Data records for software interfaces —
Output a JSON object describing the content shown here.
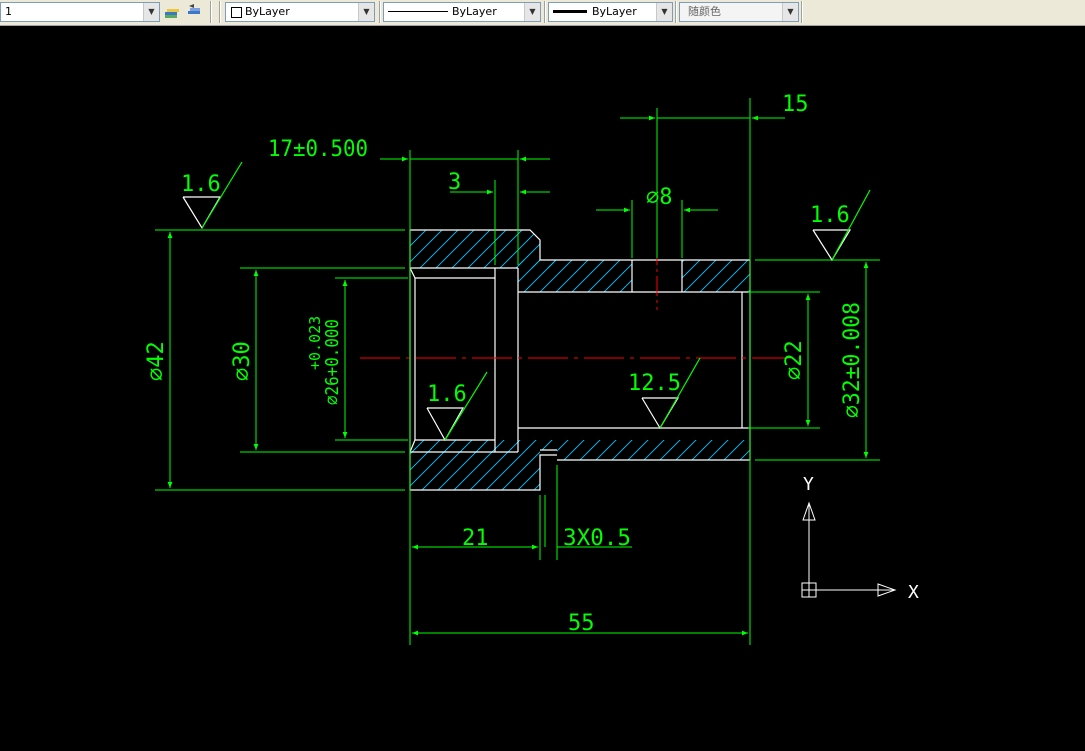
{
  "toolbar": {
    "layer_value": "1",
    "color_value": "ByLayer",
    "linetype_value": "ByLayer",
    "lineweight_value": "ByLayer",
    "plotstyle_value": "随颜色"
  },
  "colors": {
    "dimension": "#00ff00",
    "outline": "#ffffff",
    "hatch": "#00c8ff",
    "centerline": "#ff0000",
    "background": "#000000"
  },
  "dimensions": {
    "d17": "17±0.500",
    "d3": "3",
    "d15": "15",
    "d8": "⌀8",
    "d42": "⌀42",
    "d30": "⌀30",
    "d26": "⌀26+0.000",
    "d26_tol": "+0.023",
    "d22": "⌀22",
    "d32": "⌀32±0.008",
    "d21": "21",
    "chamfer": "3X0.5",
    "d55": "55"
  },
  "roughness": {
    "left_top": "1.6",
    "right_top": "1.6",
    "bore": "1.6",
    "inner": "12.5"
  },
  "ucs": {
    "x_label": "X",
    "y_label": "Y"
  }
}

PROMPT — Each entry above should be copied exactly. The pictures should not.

RESPONSE TO THE TASK —
Output a JSON object describing the content shown here.
{
  "toolbar": {
    "layer_value": "1",
    "color_value": "ByLayer",
    "linetype_value": "ByLayer",
    "lineweight_value": "ByLayer",
    "plotstyle_value": "随颜色"
  },
  "colors": {
    "dimension": "#00ff00",
    "outline": "#ffffff",
    "hatch": "#00c8ff",
    "centerline": "#ff0000",
    "background": "#000000"
  },
  "dimensions": {
    "d17": "17±0.500",
    "d3": "3",
    "d15": "15",
    "d8": "⌀8",
    "d42": "⌀42",
    "d30": "⌀30",
    "d26": "⌀26+0.000",
    "d26_tol": "+0.023",
    "d22": "⌀22",
    "d32": "⌀32±0.008",
    "d21": "21",
    "chamfer": "3X0.5",
    "d55": "55"
  },
  "roughness": {
    "left_top": "1.6",
    "right_top": "1.6",
    "bore": "1.6",
    "inner": "12.5"
  },
  "ucs": {
    "x_label": "X",
    "y_label": "Y"
  }
}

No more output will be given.